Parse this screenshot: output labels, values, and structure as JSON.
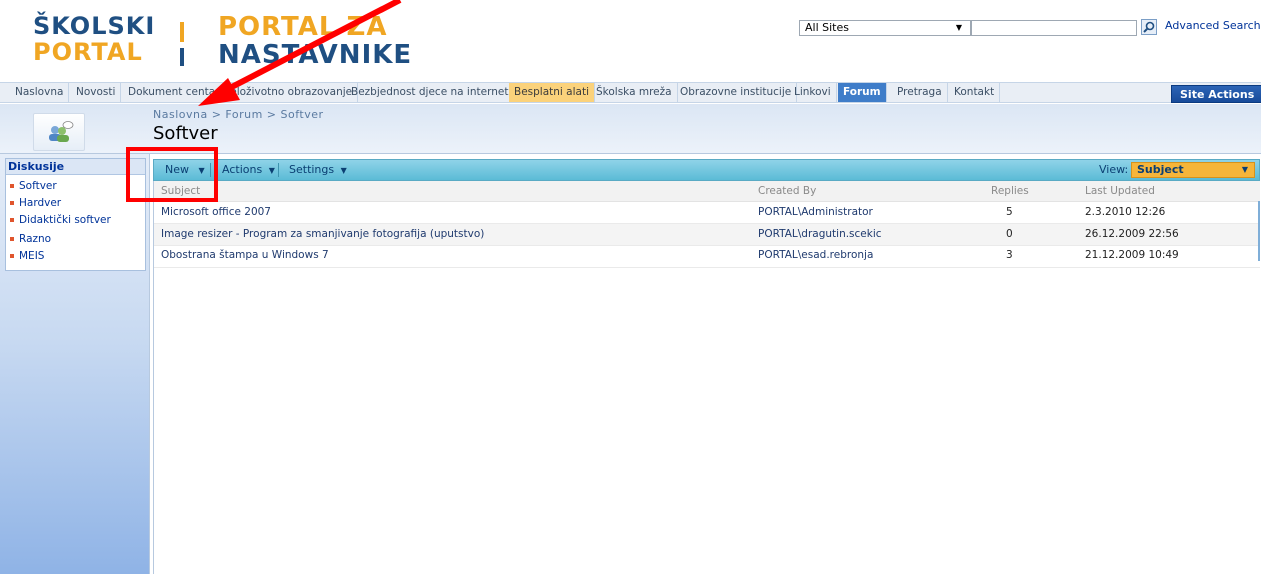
{
  "header": {
    "logo_left_line1": "ŠKOLSKI",
    "logo_left_line2": "PORTAL",
    "logo_right_line1": "PORTAL ZA",
    "logo_right_line2": "NASTAVNIKE",
    "search_scope": "All Sites",
    "search_placeholder": "",
    "advanced_search": "Advanced Search"
  },
  "topnav": {
    "items": [
      {
        "label": "Naslovna"
      },
      {
        "label": "Novosti"
      },
      {
        "label": "Dokument centar"
      },
      {
        "label": "Cjeloživotno obrazovanje"
      },
      {
        "label": "Bezbjednost djece na internetu"
      },
      {
        "label": "Besplatni alati"
      },
      {
        "label": "Školska mreža"
      },
      {
        "label": "Obrazovne institucije"
      },
      {
        "label": "Linkovi"
      },
      {
        "label": "Forum"
      },
      {
        "label": "Pretraga"
      },
      {
        "label": "Kontakt"
      }
    ],
    "site_actions": "Site Actions"
  },
  "title_area": {
    "breadcrumb": "Naslovna > Forum > Softver",
    "title": "Softver"
  },
  "leftnav": {
    "heading": "Diskusije",
    "items": [
      "Softver",
      "Hardver",
      "Didaktički softver",
      "Razno",
      "MEIS"
    ]
  },
  "toolbar": {
    "new": "New",
    "actions": "Actions",
    "settings": "Settings",
    "view_label": "View:",
    "view_value": "Subject"
  },
  "list": {
    "columns": {
      "subject": "Subject",
      "created_by": "Created By",
      "replies": "Replies",
      "last_updated": "Last Updated"
    },
    "rows": [
      {
        "subject": "Microsoft office 2007",
        "created_by": "PORTAL\\Administrator",
        "replies": "5",
        "last_updated": "2.3.2010 12:26"
      },
      {
        "subject": "Image resizer - Program za smanjivanje fotografija (uputstvo)",
        "created_by": "PORTAL\\dragutin.scekic",
        "replies": "0",
        "last_updated": "26.12.2009 22:56"
      },
      {
        "subject": "Obostrana štampa u Windows 7",
        "created_by": "PORTAL\\esad.rebronja",
        "replies": "3",
        "last_updated": "21.12.2009 10:49"
      }
    ]
  },
  "colors": {
    "annotation_red": "#ff0000",
    "nav_highlight": "#fbd27b",
    "nav_selected": "#3f7dc9",
    "toolbar": "#6cc4de",
    "view_select": "#f6b53a"
  }
}
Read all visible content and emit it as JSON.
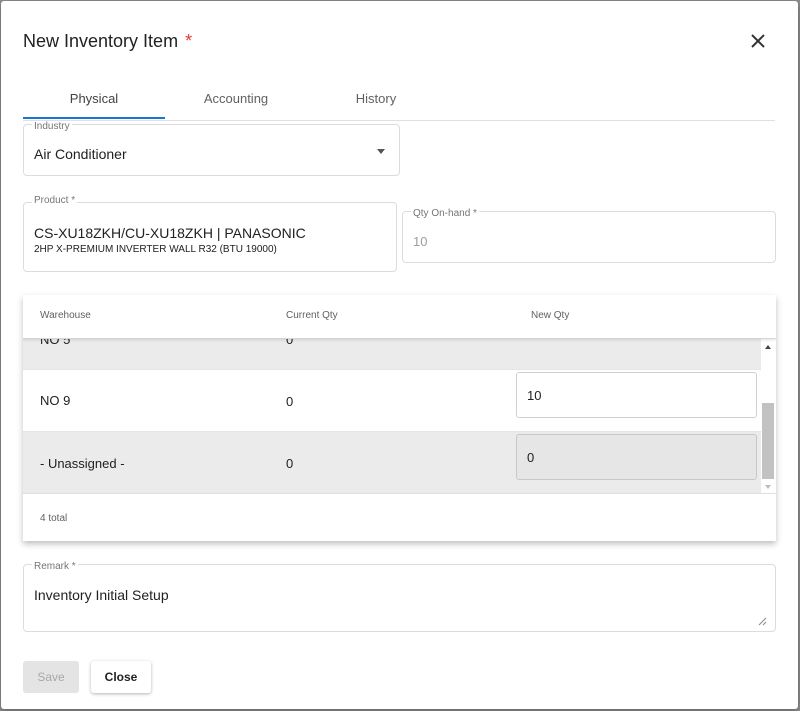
{
  "dialog": {
    "title": "New Inventory Item",
    "required_mark": "*"
  },
  "tabs": [
    {
      "label": "Physical",
      "active": true
    },
    {
      "label": "Accounting",
      "active": false
    },
    {
      "label": "History",
      "active": false
    }
  ],
  "industry": {
    "label": "Industry",
    "value": "Air Conditioner"
  },
  "product": {
    "label": "Product *",
    "value": "CS-XU18ZKH/CU-XU18ZKH | PANASONIC",
    "description": "2HP X-PREMIUM INVERTER WALL R32 (BTU 19000)"
  },
  "qty_onhand": {
    "label": "Qty On-hand *",
    "value": "10"
  },
  "table": {
    "headers": {
      "warehouse": "Warehouse",
      "current_qty": "Current Qty",
      "new_qty": "New Qty"
    },
    "rows": [
      {
        "warehouse": "NO 9",
        "current_qty": "0",
        "new_qty": "10"
      },
      {
        "warehouse": "- Unassigned -",
        "current_qty": "0",
        "new_qty": "0"
      }
    ],
    "partial_row": {
      "warehouse": "NO 5",
      "current_qty": "0",
      "new_qty": "-"
    },
    "footer_total": "4 total"
  },
  "remark": {
    "label": "Remark *",
    "value": "Inventory Initial Setup"
  },
  "buttons": {
    "save": "Save",
    "close": "Close"
  },
  "colors": {
    "accent": "#1976d2",
    "required": "#e53935",
    "row_shade": "#ebebeb"
  }
}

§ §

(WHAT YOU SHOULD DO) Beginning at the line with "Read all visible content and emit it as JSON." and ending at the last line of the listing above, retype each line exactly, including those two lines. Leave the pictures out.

(WRITTEN RESPONSE)
Read all visible content and emit it as JSON.
{
  "dialog": {
    "title": "New Inventory Item",
    "required_mark": "*"
  },
  "tabs": [
    {
      "label": "Physical",
      "active": true
    },
    {
      "label": "Accounting",
      "active": false
    },
    {
      "label": "History",
      "active": false
    }
  ],
  "industry": {
    "label": "Industry",
    "value": "Air Conditioner"
  },
  "product": {
    "label": "Product *",
    "value": "CS-XU18ZKH/CU-XU18ZKH | PANASONIC",
    "description": "2HP X-PREMIUM INVERTER WALL R32 (BTU 19000)"
  },
  "qty_onhand": {
    "label": "Qty On-hand *",
    "value": "10"
  },
  "table": {
    "headers": {
      "warehouse": "Warehouse",
      "current_qty": "Current Qty",
      "new_qty": "New Qty"
    },
    "rows": [
      {
        "warehouse": "NO 9",
        "current_qty": "0",
        "new_qty": "10"
      },
      {
        "warehouse": "- Unassigned -",
        "current_qty": "0",
        "new_qty": "0"
      }
    ],
    "partial_row": {
      "warehouse": "NO 5",
      "current_qty": "0",
      "new_qty": "-"
    },
    "footer_total": "4 total"
  },
  "remark": {
    "label": "Remark *",
    "value": "Inventory Initial Setup"
  },
  "buttons": {
    "save": "Save",
    "close": "Close"
  },
  "colors": {
    "accent": "#1976d2",
    "required": "#e53935",
    "row_shade": "#ebebeb"
  }
}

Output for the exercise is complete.